For people who live with HIV/AIDS, the cost of anti-retroviral medications, doctor’s visits and other medical care can quickly amount to thousands of dollars each month. Health insurance can keep these costs affordable, and the federal Ryan White program pays the cost of insurance for Missourians who meet certain income guidelines.
But choosing a plan that works for people living with HIV can still be a challenge, and it’s a process Tom Kribben knows well.
Last year, Kribben accidentally signed up for a plan on the federal exchange — Marketplace.gov — that didn’t include his physicians.
“In St. Louis, there was basically only one health-care plan available for HIV clients,” Kribben said.
He said he felt that insurance carriers had intentionally left HIV health-care providers out of their health-care plans. Some insurance companies keep narrow networks of providers to keep costs down — if patients chooses to visit an ‘out of network’ doctor, they’ll pay a larger portion of the bill.
With help from the St. Louis Effort for Aids, Kribben was able to change plan in the spring of 2014 so his care would be fully funded through the Ryan White program.
“My medications are $2,500 a month.
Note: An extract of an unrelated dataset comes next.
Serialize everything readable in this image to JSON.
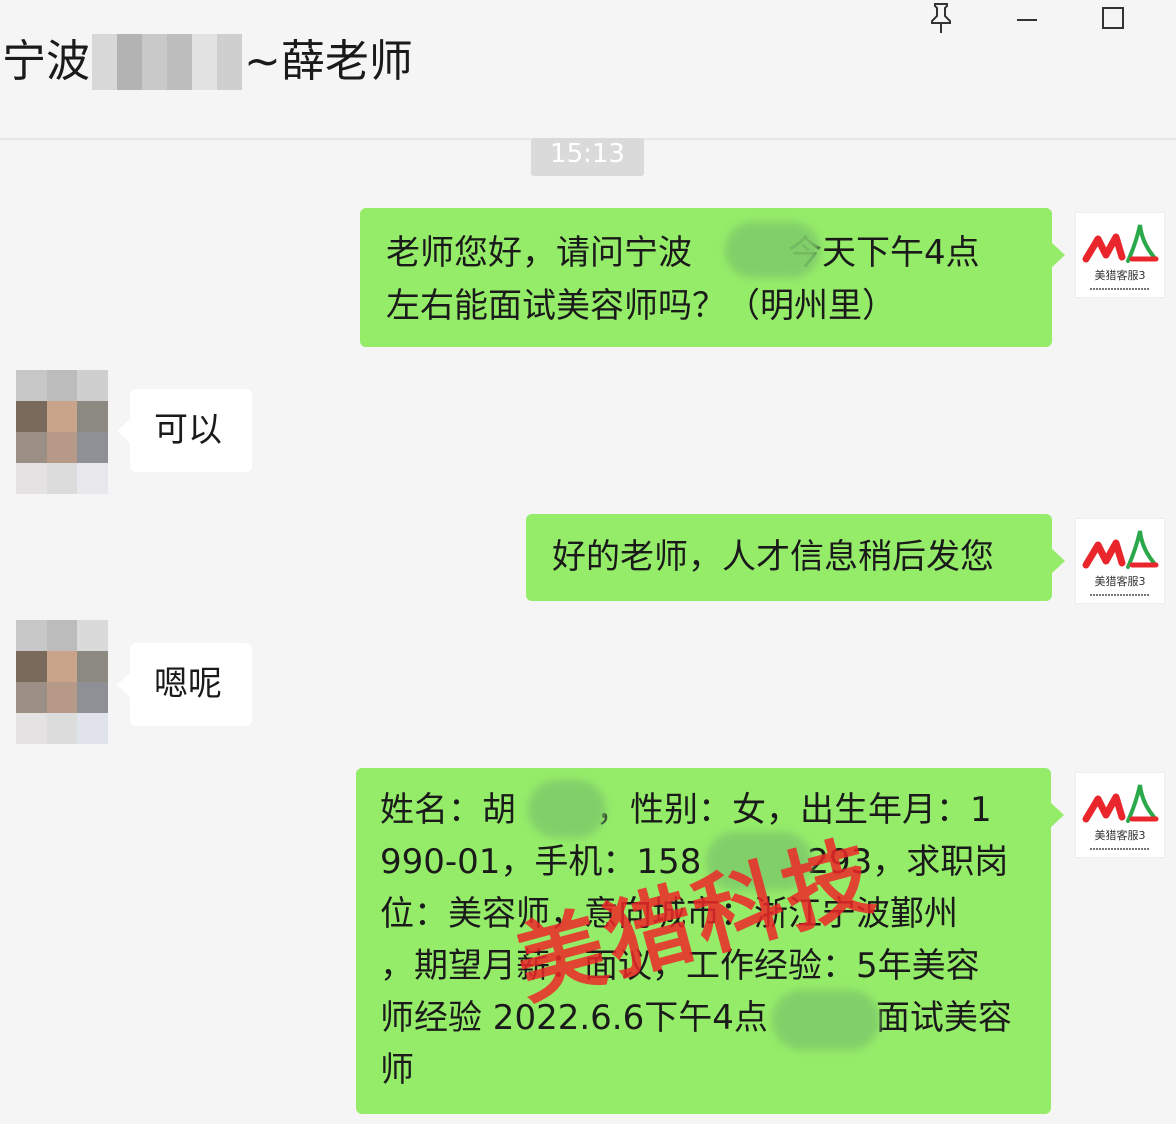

It would be next to impossible for people to take HIV medicine on a regular basis and stay non-detectable if it wasn’t for the funding that Ryan White provides,” Kribben said.
Antiretroviral medications reduce a person’s ‘viral load,’ or level of HIV in the bloodstream. A non-detectable viral load means a person has an extremely small amount of HIV in the blood and is less likely to pass the virus on to someone else. Kribben says that’s why it’s crucial to ensure that people living with HIV receive proper medical care; to help people lead normal lives, and to prevent the virus from spreading further.
This year, Kribben passed a certification exam to become an insurance ‘navigator’ for people shopping for health insurance on the federal exchange in St. Louis. He began volunteering part-time at the St. Louis Effort for AIDS just last week.
“I like the fact that I’ve been able to experience the first year of Obamacare as a client, going through the registration process and seeing the hiccups, having the insurance itself,” Kribben said. “And now I get to coach and consult with other people as they go through the process.”
Navigating the federal exchange this year will be a task: Many plans have changed, and there are twice as many options available in the St. Louis coverage area. Case managers at the St. Louis Effort for AIDS are still waiting to hear which plans will be fully funded through the Ryan White program for 2015. The program covers people who make up to 300 percent of the federal poverty level — about $35,000 for a single person.
Dale Wrigley of the St. Louis Effort for AIDS said members of the Ryan White Planning Committee in St. Louis have pushed for plans with the widest possible network of providers and a robust coverage for medications.
“A lot of people, both in rural and here in the urban area, have a lot of trouble getting to the doctor. Especially if you’re ill, riding a bus or having to change two buses to get there. We don’t have a lot of transportation options,” Wrigley said.
Wrigley said other barriers to care would include health plans that require mail-order prescriptions, because a patient’s name would be on the package, possibly revealing HIV status to friends or family.
Last year, the St. Louis Effort for AIDS enrolled about 1,500 people, and Wrigley hopes to enroll more this time around. According to the Missouri Department of Health, about 6,000 people are living with HIV/AIDS in the St. Louis area.
The Ryan White program in Missouri received just under $27 million in federal funds last year. The year before, the state received about $29 million, according to the U.S. Department of Health and Human Services. The Missouri legislature’s reluctance to expand Medicaid coupled with threats of budget cuts at the federal level have led many to speculate that funding for Ryan White, which had been steadily increasing through the 1990’s and 2000’s, could be at a greater risk going forward.